Content starts

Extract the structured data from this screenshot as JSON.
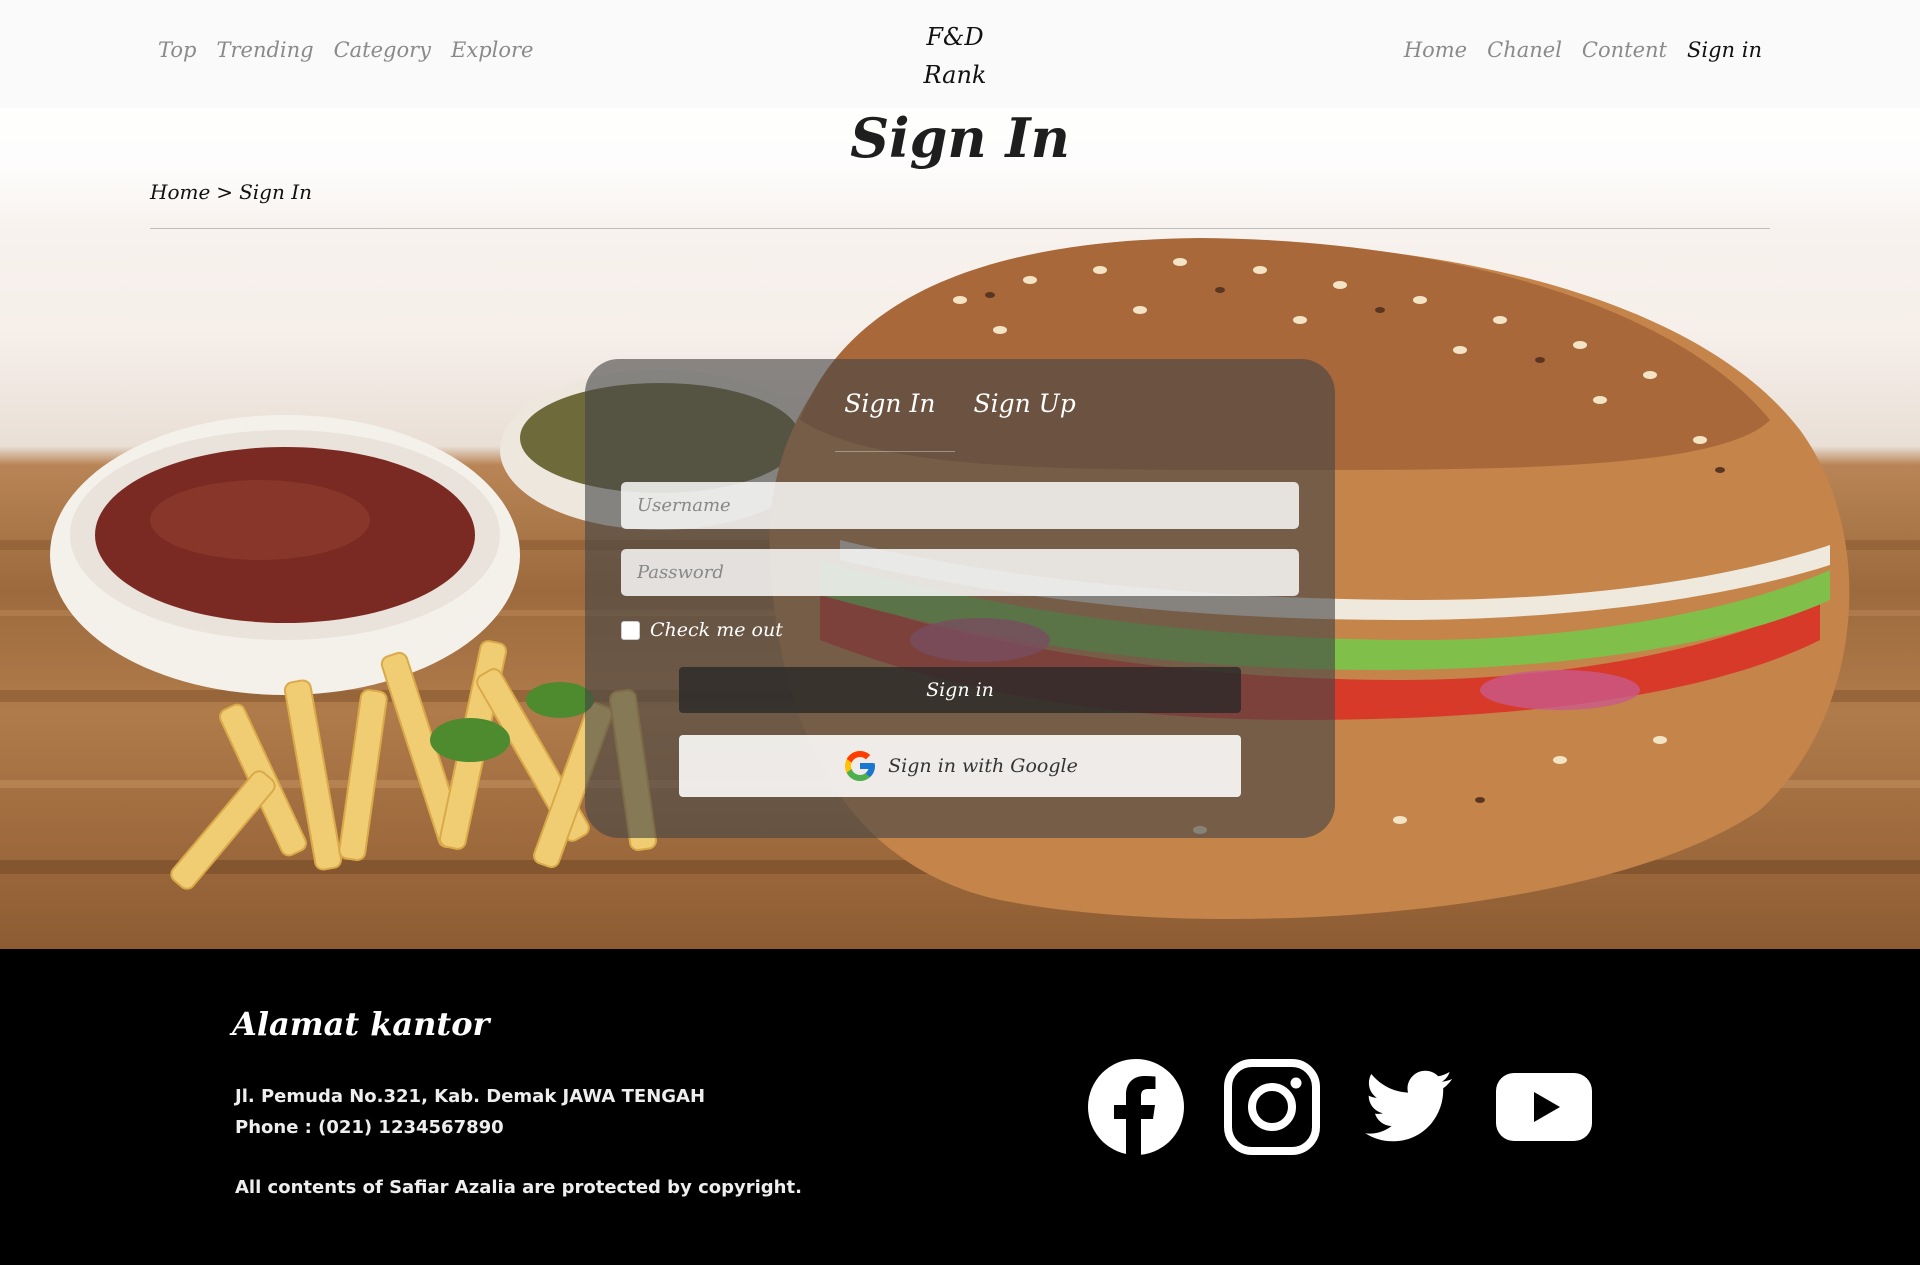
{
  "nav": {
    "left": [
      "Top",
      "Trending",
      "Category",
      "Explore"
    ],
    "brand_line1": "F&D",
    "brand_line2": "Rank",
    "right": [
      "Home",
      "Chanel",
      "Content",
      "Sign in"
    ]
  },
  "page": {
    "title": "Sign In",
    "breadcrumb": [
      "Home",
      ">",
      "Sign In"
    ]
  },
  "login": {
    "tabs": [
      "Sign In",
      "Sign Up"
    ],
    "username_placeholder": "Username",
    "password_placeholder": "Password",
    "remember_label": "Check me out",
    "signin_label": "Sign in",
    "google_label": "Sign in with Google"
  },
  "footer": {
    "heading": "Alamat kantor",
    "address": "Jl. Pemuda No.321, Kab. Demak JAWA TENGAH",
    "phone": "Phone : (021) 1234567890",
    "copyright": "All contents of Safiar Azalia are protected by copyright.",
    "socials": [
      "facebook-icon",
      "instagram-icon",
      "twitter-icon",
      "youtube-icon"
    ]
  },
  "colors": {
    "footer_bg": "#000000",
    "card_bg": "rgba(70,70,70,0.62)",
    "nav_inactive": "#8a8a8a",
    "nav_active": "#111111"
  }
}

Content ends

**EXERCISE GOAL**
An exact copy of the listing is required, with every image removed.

**RESULT BELOW**
Extract the structured data from this screenshot as JSON.
{
  "nav": {
    "left": [
      "Top",
      "Trending",
      "Category",
      "Explore"
    ],
    "brand_line1": "F&D",
    "brand_line2": "Rank",
    "right": [
      "Home",
      "Chanel",
      "Content",
      "Sign in"
    ]
  },
  "page": {
    "title": "Sign In",
    "breadcrumb": [
      "Home",
      ">",
      "Sign In"
    ]
  },
  "login": {
    "tabs": [
      "Sign In",
      "Sign Up"
    ],
    "username_placeholder": "Username",
    "password_placeholder": "Password",
    "remember_label": "Check me out",
    "signin_label": "Sign in",
    "google_label": "Sign in with Google"
  },
  "footer": {
    "heading": "Alamat kantor",
    "address": "Jl. Pemuda No.321, Kab. Demak JAWA TENGAH",
    "phone": "Phone : (021) 1234567890",
    "copyright": "All contents of Safiar Azalia are protected by copyright.",
    "socials": [
      "facebook-icon",
      "instagram-icon",
      "twitter-icon",
      "youtube-icon"
    ]
  },
  "colors": {
    "footer_bg": "#000000",
    "card_bg": "rgba(70,70,70,0.62)",
    "nav_inactive": "#8a8a8a",
    "nav_active": "#111111"
  }
}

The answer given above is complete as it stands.